**What to do**
In the data below, find every line that has the string "MCMP", and copy it.

**Provided data**
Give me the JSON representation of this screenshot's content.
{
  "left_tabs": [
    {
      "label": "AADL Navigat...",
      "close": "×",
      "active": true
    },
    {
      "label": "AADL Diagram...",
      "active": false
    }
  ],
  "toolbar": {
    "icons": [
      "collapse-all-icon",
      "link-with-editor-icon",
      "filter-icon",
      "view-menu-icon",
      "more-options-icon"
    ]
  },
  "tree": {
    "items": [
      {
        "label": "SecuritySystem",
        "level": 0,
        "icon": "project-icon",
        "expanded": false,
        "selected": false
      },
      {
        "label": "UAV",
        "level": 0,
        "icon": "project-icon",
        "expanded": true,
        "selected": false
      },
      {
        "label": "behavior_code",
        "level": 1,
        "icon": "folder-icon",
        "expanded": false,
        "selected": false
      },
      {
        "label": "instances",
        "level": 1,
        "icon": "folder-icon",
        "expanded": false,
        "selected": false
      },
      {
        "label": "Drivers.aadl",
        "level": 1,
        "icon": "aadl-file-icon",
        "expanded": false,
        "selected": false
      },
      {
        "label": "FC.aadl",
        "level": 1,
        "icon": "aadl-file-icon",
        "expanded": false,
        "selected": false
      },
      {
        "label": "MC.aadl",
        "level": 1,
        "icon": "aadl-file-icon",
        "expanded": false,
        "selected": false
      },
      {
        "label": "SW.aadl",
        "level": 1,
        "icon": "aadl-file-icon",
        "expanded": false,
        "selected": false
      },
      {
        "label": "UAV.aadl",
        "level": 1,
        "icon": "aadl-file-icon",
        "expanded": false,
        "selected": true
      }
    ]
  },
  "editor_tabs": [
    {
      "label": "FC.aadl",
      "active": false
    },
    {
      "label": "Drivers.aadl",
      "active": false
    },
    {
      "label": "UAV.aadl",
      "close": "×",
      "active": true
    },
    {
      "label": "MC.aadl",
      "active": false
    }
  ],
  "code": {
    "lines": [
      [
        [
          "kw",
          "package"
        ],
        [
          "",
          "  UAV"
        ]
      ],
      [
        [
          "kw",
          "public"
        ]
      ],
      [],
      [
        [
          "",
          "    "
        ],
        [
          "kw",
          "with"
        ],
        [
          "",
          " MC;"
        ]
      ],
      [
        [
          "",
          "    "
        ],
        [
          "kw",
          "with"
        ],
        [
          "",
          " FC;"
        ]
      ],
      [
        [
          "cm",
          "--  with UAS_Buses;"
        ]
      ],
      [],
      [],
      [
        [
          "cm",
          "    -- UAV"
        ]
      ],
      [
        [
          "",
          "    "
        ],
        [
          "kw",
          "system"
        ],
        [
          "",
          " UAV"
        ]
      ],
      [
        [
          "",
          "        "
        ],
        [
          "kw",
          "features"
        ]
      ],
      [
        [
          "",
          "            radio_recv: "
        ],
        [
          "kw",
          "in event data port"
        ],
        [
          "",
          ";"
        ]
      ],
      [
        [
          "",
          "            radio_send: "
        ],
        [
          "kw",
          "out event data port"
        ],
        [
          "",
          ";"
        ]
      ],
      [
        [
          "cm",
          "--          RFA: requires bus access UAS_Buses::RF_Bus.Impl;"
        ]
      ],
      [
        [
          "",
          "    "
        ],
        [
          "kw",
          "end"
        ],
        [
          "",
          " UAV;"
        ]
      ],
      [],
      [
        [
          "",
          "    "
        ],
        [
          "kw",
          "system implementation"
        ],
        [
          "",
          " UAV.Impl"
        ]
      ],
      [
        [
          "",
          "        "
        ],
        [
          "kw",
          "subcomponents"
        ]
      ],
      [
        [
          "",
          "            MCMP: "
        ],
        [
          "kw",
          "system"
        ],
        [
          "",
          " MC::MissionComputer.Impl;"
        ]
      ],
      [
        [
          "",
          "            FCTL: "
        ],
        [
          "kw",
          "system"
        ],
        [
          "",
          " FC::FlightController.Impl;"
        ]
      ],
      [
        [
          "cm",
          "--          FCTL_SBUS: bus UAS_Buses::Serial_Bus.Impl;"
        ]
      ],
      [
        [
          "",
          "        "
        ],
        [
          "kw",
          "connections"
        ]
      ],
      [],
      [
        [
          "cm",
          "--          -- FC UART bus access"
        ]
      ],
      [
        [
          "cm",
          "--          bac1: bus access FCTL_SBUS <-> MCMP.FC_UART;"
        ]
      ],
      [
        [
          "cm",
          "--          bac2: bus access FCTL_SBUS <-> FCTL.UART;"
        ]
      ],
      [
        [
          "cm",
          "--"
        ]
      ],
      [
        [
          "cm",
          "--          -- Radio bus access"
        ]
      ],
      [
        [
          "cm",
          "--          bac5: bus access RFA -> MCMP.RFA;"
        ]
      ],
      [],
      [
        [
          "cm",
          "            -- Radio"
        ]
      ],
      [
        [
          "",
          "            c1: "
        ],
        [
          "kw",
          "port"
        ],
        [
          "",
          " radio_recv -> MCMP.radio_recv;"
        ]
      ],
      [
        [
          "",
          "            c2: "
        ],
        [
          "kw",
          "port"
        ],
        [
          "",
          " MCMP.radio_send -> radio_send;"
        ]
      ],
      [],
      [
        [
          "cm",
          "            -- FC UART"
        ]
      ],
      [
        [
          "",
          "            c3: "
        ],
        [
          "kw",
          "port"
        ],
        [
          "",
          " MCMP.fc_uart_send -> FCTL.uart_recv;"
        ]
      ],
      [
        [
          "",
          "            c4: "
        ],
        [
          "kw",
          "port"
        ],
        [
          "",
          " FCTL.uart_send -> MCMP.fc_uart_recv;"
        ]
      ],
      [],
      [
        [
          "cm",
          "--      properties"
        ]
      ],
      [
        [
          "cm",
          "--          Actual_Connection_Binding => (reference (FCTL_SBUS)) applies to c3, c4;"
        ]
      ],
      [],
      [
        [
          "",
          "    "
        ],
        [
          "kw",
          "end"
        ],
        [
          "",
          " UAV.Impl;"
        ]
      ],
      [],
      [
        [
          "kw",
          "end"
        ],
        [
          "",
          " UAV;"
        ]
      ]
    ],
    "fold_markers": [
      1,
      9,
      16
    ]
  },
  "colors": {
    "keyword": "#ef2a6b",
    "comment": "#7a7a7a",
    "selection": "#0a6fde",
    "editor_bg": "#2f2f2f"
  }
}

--

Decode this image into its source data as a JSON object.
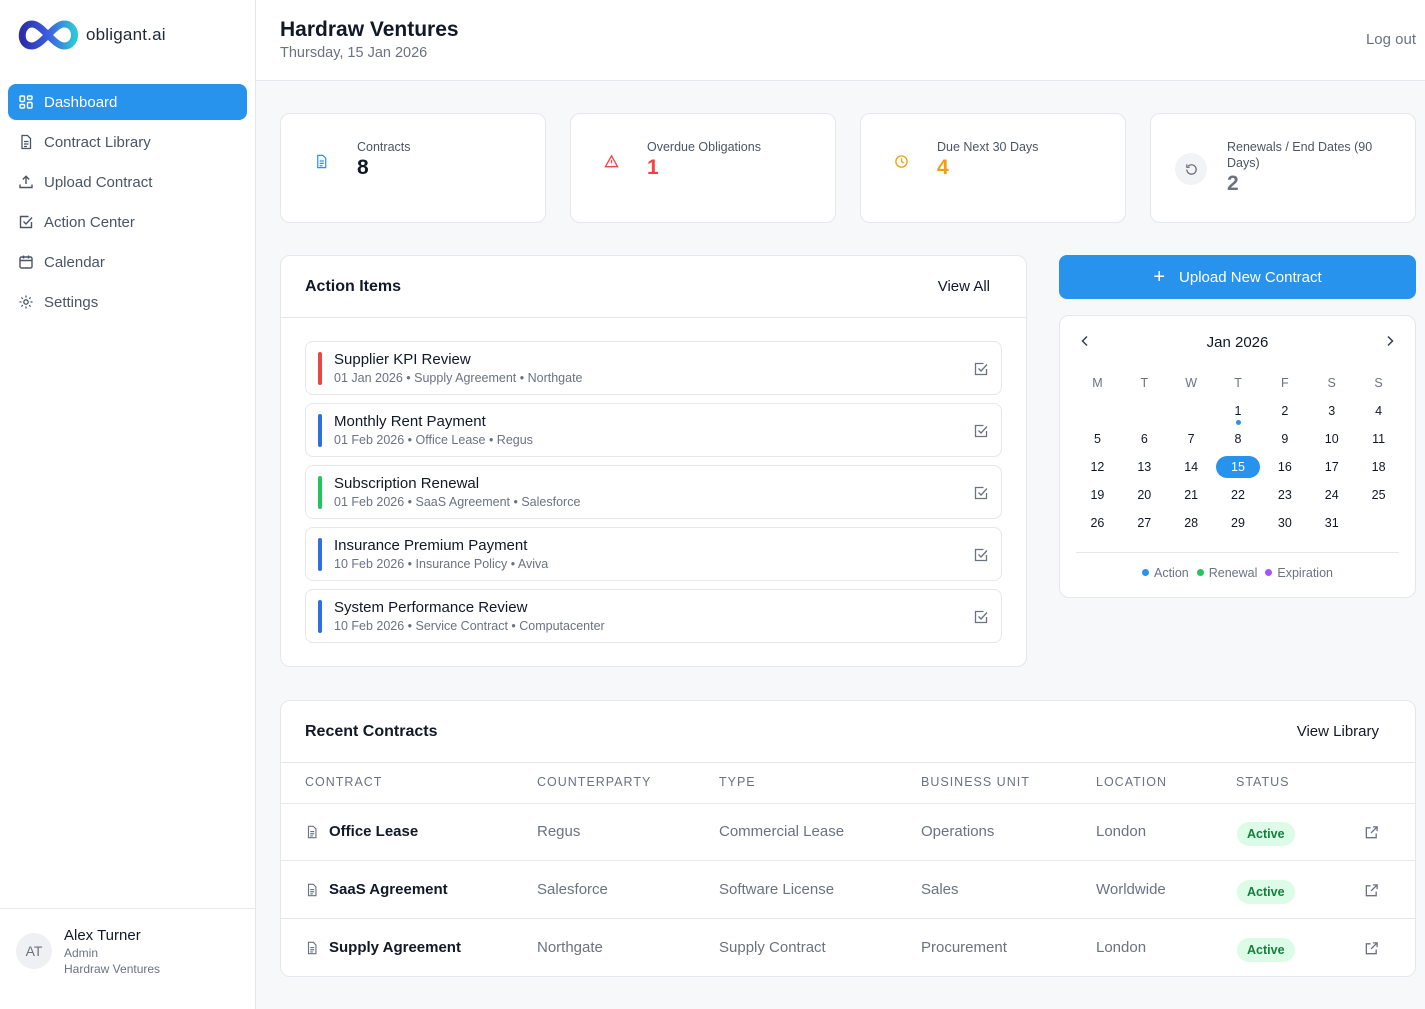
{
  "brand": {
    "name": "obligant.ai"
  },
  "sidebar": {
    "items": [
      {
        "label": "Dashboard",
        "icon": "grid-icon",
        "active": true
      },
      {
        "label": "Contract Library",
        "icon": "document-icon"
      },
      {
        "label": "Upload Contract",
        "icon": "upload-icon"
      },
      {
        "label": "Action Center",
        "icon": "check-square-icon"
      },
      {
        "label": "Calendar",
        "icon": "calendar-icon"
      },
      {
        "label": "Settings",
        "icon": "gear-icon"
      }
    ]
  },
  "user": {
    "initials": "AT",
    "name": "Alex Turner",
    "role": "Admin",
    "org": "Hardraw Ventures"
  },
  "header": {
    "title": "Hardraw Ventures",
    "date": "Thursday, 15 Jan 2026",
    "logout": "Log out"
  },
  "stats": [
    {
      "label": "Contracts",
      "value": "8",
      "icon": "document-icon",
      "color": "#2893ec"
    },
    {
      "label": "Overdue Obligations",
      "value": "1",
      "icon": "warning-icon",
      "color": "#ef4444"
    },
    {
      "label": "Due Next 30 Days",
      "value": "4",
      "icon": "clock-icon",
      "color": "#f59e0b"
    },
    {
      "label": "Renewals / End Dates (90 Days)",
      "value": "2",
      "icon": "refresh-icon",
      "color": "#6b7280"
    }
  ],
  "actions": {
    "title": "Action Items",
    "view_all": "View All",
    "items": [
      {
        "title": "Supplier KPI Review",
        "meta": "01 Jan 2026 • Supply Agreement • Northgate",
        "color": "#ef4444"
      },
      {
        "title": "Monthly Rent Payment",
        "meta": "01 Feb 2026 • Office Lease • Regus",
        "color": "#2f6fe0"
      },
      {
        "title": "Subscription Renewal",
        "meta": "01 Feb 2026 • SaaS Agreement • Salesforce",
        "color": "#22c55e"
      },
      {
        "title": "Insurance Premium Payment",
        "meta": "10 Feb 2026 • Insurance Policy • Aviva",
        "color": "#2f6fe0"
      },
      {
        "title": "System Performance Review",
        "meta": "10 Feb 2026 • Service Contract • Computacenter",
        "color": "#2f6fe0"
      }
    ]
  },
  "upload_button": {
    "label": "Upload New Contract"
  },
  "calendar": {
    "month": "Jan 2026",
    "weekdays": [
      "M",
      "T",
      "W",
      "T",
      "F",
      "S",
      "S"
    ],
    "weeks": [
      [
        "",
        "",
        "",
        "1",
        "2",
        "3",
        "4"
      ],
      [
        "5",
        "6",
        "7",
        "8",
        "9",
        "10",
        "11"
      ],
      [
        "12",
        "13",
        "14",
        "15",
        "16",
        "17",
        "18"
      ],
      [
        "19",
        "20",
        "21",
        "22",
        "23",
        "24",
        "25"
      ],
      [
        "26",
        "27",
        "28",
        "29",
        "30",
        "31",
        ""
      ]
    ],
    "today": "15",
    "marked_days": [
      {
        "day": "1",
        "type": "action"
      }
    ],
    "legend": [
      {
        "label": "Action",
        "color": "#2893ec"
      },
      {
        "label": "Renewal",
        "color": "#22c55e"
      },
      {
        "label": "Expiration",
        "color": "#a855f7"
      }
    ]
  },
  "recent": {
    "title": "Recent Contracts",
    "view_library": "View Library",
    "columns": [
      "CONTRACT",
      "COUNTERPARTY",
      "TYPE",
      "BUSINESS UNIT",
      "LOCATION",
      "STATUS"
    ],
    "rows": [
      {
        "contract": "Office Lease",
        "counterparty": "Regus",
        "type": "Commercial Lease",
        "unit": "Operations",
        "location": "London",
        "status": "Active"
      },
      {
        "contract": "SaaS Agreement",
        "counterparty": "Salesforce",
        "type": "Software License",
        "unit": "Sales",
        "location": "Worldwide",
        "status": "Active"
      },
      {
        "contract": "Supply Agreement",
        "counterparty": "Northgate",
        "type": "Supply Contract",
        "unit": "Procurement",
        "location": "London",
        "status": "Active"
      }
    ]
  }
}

**Result of the exercise**
          "            MCMP: "
          "--          bac1: bus access FCTL_SBUS <-> MCMP.FC_UART;"
          "--          bac5: bus access RFA -> MCMP.RFA;"
          " radio_recv -> MCMP.radio_recv;"
          " MCMP.radio_send -> radio_send;"
          " MCMP.fc_uart_send -> FCTL.uart_recv;"
          " FCTL.uart_send -> MCMP.fc_uart_recv;"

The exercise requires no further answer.